Quantum aspects originated by Gravitation: from cosmology to astrophysics
The study of quantum fields propagating in classical, curved and dynamical space-times offers a first approach to assess the consequences of the quantum theory when gravitational phenomena are not negligible. This is an important question that must be addressed when an intense gravitational field plays a principal role in the dynamics of a physical system, such as during the early universe (cosmological inflation) or in the formation of astrophysical black holes. One of the most striking features of this subject is perhaps that the calculation of physical observables, even for non-interacting fields, often involves ill-defined quadratic operators of fields. This feature introduces divergences in the observables, and thus requires dealing with non-trivial and suitable renormalization methods. The normal-ordering operation, usually employed in Minkowski spacetime, no longer works here, since additional ultraviolet divergences associated to curvature arise. The standard approach is to subtract the short-distance asymptotic behaviour of the appropriate two-point (Green) functions. As a consequence, unexpected results are predicted due to finite remaining terms, which are demanded by general covariance and appear closely related with the renormalization subtractions. The goal of this thesis is to give new insights following this direction. In the first part, we analyze the consequences of renormalization of quantum fields on diverse aspects of inflationary cosmology. Issues related to the ultraviolet divergences arising in the computation of the angular power spectrum of the CMB in the Sachs-Wolfe regime are first considered. Then we address the renormalization of the stress-energy tensor of matter (spin 1/2) fields during the early universe. We analyze this both when the matter fields are free and when they interact with the inflaton through Yukawa coupling. This is an important question in studies of inflation, preheating, or the subsequent expansion of the universe. Finally, the implications of "hidden" fields present during single-field inflation are also considered and physical consequences arising from CMB experimental bounds are discussed. In the second part of this thesis we analyze the impact of the quantization of fields on classical symmetries. The issue of renormalization here is of crucial importance since it can lead to the break-down of well-known classical symmetries and associated conserved Noether charges, yielding what is normally referred to in the literature as quantum anomalies.

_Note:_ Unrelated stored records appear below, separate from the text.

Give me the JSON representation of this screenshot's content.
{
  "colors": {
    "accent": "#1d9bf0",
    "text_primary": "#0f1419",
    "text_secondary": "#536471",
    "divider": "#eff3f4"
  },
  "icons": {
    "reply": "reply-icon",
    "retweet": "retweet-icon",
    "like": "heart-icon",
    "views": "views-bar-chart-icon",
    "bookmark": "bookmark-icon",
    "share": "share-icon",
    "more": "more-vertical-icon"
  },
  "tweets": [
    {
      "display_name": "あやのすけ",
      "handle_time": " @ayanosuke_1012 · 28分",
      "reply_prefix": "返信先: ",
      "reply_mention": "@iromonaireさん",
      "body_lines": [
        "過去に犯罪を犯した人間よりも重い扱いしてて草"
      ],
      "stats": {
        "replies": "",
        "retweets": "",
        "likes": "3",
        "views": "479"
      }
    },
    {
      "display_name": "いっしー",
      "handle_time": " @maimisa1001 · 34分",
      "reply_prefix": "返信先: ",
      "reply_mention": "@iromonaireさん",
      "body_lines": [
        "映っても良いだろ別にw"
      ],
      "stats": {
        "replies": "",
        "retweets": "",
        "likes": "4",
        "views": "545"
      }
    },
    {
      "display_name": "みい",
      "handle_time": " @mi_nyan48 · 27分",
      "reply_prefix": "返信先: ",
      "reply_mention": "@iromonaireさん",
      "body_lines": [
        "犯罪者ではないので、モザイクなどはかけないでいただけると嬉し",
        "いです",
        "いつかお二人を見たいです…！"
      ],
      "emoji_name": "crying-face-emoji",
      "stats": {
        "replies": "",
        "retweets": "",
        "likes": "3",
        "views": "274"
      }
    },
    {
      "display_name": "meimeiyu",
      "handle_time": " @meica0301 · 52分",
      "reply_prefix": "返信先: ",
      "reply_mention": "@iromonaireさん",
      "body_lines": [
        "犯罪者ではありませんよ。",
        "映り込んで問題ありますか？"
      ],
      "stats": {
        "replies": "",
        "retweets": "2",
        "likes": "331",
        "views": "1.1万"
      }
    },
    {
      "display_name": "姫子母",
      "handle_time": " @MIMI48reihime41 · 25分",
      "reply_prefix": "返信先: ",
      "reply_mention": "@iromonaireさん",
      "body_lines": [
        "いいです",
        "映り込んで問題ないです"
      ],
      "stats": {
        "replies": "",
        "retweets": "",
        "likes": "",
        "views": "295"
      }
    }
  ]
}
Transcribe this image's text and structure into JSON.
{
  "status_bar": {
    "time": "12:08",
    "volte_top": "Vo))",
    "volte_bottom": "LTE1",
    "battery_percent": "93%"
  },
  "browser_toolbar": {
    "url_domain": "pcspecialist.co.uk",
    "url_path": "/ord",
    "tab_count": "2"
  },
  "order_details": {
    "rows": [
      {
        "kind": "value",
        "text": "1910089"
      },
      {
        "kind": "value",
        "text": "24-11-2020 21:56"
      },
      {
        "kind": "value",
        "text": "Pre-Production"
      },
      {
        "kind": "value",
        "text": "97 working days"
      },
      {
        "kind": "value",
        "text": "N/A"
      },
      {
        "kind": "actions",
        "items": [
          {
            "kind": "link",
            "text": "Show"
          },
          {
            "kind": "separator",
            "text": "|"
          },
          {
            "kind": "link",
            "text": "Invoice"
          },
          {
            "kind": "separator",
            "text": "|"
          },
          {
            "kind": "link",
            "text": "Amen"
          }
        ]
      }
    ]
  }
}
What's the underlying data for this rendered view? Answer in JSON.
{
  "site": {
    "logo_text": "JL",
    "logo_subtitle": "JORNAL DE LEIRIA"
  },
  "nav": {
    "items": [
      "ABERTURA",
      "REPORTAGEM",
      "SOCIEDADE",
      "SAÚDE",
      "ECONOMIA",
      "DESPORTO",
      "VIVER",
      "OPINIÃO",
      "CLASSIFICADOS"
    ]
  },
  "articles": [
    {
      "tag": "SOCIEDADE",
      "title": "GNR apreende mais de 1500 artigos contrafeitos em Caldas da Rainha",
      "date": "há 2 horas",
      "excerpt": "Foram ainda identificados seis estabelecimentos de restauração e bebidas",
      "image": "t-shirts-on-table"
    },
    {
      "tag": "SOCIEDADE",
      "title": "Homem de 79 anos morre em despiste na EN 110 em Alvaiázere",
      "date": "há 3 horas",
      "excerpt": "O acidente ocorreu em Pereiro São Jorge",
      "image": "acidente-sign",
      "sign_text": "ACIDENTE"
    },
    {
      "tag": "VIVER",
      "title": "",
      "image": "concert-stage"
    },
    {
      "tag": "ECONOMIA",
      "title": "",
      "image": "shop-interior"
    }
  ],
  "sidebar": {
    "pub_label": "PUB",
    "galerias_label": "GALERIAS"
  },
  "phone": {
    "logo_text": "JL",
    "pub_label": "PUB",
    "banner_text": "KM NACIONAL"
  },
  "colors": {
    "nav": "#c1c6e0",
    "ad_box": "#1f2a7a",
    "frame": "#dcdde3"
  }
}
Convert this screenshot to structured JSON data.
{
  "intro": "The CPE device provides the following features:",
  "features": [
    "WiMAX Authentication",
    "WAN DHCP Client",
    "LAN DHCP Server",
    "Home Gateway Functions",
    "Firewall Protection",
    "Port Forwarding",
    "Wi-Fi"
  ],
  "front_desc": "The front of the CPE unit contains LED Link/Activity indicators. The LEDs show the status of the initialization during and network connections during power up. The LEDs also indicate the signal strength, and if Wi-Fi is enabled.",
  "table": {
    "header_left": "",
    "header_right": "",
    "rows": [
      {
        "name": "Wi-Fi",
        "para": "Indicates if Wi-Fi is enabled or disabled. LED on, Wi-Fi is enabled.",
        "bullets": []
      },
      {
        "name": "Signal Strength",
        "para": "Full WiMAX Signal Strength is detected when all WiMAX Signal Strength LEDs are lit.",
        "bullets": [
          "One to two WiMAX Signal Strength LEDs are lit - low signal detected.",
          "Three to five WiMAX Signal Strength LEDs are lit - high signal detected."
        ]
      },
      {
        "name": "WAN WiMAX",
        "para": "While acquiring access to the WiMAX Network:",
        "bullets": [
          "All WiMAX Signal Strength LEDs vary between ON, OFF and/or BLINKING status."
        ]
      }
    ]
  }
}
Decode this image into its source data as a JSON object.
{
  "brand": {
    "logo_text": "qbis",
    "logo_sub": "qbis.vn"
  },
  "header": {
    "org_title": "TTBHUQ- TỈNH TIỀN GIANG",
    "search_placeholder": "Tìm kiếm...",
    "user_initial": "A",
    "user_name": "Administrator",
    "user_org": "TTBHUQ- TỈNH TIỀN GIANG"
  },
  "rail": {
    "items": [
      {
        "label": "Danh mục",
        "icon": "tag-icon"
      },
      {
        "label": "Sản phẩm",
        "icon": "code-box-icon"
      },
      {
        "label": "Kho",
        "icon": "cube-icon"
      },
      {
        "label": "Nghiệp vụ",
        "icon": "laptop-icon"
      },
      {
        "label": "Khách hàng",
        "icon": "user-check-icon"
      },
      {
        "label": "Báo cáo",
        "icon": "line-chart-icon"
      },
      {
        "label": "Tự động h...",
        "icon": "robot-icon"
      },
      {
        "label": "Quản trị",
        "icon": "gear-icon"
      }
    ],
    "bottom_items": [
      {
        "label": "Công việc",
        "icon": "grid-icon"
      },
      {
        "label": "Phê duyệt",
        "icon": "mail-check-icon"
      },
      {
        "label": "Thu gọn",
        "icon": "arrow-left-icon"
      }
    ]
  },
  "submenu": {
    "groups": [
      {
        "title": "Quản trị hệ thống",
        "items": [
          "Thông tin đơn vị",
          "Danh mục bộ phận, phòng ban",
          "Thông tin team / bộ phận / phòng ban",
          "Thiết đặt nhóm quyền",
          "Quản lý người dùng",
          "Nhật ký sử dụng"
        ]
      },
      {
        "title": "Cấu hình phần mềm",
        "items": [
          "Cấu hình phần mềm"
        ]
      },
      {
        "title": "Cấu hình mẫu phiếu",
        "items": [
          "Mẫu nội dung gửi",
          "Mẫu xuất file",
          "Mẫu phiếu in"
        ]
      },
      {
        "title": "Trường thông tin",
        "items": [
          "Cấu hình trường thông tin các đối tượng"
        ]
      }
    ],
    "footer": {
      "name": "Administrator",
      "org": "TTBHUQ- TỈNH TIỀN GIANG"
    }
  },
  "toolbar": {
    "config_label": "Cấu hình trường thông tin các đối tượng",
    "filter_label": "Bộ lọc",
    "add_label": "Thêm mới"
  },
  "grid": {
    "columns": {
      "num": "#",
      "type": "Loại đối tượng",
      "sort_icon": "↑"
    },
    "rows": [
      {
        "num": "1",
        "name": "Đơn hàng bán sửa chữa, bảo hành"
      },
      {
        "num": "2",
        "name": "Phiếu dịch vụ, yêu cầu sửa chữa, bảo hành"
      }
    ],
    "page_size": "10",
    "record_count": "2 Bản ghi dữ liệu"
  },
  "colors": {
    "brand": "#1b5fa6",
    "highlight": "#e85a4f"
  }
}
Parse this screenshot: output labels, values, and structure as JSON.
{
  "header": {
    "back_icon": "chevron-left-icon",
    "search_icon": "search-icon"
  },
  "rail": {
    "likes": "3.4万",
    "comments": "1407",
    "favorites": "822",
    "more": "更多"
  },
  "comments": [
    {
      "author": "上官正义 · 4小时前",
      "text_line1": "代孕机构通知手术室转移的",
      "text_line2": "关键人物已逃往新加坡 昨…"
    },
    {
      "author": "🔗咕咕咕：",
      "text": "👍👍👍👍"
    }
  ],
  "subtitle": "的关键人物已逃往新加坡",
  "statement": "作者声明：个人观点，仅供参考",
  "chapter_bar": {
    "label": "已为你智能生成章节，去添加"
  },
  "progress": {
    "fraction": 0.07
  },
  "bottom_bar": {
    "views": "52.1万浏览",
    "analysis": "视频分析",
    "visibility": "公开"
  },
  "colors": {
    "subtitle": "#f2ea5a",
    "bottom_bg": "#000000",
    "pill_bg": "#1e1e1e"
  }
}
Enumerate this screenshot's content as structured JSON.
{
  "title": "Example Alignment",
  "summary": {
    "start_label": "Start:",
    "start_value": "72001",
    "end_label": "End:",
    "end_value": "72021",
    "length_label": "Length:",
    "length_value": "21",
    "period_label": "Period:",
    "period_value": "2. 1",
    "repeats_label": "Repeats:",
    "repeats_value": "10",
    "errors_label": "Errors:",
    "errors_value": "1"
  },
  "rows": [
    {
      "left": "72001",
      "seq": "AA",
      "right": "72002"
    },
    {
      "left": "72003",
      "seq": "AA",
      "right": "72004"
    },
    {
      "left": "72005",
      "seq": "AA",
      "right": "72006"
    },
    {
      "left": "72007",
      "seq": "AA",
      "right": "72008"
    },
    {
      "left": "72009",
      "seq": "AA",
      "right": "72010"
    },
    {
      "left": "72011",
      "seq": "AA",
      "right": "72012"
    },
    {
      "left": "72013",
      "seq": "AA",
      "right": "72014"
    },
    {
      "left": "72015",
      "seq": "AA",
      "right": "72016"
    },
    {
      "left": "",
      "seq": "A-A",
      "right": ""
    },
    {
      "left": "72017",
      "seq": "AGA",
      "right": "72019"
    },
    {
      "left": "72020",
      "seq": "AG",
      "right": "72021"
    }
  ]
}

We will present a new and particularly interesting example of this feature in electrodynamics: the classical E-B duality symmetry of Maxwell equations without charges and currents fails to hold at the quantum level if spacetime has curvature and non-trivial dynamics. In fact, our results suggest that a dynamical curved spacetime with significant frame-dragging is able to distinguish between the two (left and right) circular polarization states of the photons. We shall also discuss some scenarios where this effect could take place. In particular, our analysis shows that a necessary condition is that the gravitational background admits the emission of gravitational waves. This offers promising physical implications in binary mergers in astrophysics, whose observational window is nowadays open thanks to the recent detections of gravitational waves by the LIGO-Virgo collaboration, as well as the advances in the studies of electromagnetic radiation in multi-messenger astronomy.